One of the benefits of being a country parson is living far away from the glowing lights that disrupt seeing the beauty of the night sky. I mean, my neighborhood is full of street lights, but it isn’t too far a drive to be in the middle of no where with only the Milky Way and the Moon shining brightly overhead. It is a similar scene that the shepherds find themselves in. Night after night they watch over their flocks in the darkness with only the moon and the stars to offer light in the darkness.
It is no wonder then, that they are terrified, literally fearing a mega fear, when one evening the darkness of the night turned into the brightness of the day. Luke tells us that “the glory of the Lord shone around them,” or as the New Living Translation puts it, “the radiance of the Lord’s glory surrounded them.”

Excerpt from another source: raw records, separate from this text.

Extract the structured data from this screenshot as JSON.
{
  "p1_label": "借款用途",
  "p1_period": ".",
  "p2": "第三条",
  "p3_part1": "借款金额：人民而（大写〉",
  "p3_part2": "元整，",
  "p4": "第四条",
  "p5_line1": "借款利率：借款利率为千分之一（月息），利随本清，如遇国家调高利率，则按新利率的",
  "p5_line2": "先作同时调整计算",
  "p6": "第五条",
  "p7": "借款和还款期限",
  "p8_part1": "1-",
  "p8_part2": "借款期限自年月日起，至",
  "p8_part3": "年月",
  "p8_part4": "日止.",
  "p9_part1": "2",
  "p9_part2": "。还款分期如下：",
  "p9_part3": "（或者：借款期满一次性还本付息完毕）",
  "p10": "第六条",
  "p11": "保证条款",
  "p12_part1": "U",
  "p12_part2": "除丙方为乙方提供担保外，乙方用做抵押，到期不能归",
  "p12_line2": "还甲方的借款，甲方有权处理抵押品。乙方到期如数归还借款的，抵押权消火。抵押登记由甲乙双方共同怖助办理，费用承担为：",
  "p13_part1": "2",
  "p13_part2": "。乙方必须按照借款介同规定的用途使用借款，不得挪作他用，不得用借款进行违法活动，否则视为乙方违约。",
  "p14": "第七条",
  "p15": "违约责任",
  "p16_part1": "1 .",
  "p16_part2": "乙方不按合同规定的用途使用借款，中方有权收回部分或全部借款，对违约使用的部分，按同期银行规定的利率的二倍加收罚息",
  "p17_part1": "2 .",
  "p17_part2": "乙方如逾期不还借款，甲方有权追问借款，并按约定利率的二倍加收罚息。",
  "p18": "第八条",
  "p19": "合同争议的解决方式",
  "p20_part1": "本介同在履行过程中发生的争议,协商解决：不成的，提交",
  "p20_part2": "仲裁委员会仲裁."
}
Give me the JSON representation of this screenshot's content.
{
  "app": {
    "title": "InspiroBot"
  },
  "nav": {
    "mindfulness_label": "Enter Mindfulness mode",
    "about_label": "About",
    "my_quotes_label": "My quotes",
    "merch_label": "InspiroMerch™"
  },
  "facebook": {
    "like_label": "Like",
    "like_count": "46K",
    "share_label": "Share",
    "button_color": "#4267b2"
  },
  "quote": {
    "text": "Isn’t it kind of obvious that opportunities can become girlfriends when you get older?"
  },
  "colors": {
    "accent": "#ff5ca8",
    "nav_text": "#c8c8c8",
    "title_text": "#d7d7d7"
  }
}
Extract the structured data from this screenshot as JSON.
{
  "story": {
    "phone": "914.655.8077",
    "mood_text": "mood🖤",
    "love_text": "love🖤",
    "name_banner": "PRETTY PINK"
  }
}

Scriptures tells us, on more than one occasion, that one of the promises of God’s future reign is that the sun and moon will no longer be necessary. Instead of outside sources of light, it is the glory of the Lord that will help us to see. It is through the radiance of God that we will one day be able to see the world as God intended it to be. The shepherds got a glimpse of that world, and understandably, were filled with fear. Forty days later, Simeon will hold the baby Jesus and announce, with great joy, that the light to enlighten the nations had come.
The world is, of course, still filled with darkness, but the gift of Christmas, at least one them, is that the light of the world is shining in the darkness. Even when it seems totally dark, and lately it has sort of felt that way what with ISIS, mass shootings, and the sinking level of political discourse, there is a light shining in the darkness: a savior who is Christ the Lord.